DATASET ENTRIES ->
+-------+

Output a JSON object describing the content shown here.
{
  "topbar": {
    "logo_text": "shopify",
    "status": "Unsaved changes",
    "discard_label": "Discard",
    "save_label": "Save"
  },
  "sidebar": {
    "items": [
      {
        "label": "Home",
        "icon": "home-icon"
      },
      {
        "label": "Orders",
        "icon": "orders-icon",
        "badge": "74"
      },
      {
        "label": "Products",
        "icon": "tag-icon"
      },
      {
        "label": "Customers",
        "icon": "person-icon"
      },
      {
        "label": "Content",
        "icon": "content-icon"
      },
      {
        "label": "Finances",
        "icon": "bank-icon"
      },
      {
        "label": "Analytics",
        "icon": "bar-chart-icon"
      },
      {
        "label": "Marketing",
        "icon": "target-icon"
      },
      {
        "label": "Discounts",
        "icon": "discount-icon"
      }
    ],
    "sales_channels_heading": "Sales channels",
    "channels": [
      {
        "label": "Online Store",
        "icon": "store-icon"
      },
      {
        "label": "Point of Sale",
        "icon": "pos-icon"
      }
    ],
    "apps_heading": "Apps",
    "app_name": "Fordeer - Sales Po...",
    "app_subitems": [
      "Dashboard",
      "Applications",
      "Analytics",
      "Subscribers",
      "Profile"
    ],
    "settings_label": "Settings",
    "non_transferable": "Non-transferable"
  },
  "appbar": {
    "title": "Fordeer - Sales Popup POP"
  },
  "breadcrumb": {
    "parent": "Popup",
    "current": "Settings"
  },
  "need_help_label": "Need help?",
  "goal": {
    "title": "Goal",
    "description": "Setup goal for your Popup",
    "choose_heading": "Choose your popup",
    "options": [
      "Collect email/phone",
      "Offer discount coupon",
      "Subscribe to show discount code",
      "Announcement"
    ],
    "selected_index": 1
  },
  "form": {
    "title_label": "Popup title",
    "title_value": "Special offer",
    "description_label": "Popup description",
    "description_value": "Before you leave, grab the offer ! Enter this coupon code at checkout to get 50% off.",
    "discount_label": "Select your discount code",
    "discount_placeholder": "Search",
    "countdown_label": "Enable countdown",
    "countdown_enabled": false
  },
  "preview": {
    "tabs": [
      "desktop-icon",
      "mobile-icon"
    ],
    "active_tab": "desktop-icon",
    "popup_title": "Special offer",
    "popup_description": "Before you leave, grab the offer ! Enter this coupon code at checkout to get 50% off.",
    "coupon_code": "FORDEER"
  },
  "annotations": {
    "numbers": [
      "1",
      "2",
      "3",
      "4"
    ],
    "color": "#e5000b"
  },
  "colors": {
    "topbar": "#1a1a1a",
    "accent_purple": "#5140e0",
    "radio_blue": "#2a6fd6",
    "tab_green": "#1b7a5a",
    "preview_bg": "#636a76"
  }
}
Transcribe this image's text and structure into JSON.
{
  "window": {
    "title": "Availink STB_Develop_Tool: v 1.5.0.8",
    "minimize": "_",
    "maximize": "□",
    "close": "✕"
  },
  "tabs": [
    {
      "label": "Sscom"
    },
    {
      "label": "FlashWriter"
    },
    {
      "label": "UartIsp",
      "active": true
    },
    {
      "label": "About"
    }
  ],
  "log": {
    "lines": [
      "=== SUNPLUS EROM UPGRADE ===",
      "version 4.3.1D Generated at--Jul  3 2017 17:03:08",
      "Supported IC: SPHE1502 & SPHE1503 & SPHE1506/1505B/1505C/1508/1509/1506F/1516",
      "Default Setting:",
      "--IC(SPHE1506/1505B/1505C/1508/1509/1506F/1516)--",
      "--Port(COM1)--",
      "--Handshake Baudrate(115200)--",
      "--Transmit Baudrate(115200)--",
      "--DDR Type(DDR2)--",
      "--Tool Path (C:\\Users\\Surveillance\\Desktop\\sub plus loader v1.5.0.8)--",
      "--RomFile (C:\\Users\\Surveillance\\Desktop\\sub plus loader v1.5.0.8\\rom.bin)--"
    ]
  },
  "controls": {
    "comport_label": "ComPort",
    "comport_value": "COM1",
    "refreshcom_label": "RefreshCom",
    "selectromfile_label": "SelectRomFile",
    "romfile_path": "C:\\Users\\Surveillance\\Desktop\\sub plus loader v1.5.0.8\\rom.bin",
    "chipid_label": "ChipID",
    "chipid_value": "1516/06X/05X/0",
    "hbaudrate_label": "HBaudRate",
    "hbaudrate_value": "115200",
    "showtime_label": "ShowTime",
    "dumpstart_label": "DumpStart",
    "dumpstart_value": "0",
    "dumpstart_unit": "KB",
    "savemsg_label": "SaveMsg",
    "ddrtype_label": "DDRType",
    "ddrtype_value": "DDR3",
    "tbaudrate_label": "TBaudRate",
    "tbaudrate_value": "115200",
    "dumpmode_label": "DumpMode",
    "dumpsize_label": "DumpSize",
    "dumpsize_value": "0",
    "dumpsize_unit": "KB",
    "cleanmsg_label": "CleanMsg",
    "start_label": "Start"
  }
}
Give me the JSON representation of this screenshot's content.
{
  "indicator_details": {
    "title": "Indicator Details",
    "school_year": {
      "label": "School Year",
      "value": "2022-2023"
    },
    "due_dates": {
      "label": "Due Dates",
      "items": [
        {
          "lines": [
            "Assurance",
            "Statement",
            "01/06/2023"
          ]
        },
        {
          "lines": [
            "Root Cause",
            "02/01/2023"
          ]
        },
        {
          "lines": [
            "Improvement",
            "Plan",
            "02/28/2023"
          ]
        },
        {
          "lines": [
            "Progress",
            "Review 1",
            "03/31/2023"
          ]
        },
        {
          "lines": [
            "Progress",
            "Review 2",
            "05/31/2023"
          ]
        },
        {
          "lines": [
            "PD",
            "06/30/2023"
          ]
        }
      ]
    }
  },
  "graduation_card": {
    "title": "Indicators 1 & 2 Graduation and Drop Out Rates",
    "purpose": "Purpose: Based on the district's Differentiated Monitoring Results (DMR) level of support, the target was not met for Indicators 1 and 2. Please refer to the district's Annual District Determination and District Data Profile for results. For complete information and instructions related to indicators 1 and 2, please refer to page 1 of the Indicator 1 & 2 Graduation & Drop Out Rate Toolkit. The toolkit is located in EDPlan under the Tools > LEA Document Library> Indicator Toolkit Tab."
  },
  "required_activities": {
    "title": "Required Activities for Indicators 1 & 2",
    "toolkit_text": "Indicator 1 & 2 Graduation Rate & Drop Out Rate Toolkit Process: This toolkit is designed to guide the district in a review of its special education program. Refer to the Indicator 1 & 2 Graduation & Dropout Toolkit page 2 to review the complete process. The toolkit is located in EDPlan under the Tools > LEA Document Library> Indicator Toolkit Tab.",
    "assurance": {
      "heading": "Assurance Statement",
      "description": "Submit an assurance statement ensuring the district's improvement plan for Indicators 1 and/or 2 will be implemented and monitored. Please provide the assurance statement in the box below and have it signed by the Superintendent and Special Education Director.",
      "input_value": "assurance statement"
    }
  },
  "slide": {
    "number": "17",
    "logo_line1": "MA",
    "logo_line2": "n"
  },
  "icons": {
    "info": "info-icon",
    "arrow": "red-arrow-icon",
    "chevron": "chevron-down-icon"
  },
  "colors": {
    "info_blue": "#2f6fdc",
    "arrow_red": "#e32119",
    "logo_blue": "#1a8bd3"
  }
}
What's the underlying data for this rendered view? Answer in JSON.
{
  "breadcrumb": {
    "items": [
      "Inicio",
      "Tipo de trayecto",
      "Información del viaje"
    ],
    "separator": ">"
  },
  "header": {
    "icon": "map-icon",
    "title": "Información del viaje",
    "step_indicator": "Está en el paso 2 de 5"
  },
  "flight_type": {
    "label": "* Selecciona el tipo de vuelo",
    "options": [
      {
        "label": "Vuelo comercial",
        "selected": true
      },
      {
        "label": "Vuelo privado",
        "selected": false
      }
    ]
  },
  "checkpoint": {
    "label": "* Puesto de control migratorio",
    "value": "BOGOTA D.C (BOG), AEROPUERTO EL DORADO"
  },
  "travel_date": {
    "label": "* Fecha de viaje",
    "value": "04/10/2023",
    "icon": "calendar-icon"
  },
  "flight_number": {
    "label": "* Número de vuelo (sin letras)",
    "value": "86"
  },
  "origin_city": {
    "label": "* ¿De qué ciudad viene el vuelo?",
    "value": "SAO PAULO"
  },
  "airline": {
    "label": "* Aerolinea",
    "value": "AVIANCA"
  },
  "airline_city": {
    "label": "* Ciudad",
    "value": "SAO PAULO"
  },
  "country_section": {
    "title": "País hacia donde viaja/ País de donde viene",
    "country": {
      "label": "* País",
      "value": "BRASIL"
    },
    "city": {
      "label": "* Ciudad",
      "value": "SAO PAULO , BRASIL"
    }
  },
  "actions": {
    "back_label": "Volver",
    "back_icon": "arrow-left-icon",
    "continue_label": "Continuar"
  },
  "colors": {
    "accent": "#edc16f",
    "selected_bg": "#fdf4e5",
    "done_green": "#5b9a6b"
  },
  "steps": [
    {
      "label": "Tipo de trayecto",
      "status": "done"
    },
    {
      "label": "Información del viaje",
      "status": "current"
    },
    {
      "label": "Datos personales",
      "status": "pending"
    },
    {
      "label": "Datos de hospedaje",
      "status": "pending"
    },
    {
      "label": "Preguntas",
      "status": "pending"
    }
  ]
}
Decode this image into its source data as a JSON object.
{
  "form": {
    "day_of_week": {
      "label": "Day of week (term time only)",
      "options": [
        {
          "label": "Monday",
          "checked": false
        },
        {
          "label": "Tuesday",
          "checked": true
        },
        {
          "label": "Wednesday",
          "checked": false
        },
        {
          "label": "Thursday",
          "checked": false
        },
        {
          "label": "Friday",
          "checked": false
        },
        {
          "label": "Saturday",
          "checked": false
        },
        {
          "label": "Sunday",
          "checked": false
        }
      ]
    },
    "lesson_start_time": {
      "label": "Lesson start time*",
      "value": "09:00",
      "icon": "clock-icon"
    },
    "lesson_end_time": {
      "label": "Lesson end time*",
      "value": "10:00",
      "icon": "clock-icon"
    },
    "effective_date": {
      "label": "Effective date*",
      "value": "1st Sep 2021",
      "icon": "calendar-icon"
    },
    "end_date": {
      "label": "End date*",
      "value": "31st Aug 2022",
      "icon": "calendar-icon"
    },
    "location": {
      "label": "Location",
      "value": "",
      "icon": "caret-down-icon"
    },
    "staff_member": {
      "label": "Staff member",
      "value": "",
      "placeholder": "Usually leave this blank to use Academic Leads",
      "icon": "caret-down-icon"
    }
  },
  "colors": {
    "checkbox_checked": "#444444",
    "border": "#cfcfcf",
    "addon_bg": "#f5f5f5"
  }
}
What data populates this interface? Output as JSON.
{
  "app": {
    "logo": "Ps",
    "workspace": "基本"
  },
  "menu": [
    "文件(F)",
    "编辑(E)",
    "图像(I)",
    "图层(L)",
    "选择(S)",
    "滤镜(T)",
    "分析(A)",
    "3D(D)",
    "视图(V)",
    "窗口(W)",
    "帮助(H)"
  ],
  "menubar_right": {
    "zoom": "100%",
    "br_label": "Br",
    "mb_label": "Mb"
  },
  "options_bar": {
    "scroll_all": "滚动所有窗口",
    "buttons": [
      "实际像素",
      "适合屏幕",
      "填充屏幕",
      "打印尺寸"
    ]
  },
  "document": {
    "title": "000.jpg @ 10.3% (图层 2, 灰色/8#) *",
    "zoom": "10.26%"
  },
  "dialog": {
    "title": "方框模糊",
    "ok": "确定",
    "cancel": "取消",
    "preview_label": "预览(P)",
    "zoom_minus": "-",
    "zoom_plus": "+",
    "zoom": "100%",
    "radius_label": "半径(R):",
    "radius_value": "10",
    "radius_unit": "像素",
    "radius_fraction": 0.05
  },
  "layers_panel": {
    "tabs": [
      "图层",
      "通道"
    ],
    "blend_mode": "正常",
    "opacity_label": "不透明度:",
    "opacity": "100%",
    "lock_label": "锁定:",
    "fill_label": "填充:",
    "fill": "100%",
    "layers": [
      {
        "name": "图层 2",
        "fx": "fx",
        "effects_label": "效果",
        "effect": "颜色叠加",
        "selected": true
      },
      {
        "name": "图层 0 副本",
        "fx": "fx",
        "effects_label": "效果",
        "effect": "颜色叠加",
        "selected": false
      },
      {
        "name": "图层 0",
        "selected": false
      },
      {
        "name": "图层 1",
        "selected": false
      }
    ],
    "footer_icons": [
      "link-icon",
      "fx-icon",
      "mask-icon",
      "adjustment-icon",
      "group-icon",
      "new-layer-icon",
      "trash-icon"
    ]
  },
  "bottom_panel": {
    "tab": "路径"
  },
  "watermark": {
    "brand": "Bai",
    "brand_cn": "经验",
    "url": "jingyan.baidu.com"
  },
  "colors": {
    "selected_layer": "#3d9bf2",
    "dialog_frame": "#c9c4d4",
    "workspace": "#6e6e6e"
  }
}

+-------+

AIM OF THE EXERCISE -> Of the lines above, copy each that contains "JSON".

TASK OUTPUT ->
Output a JSON object describing the content shown here.
Transcribe this image's text and structure into JSON.
Give me the JSON representation of this screenshot's content.
What's the underlying data for this rendered view? Answer in JSON.
Decode this image into its source data as a JSON object.
What data populates this interface? Output as JSON.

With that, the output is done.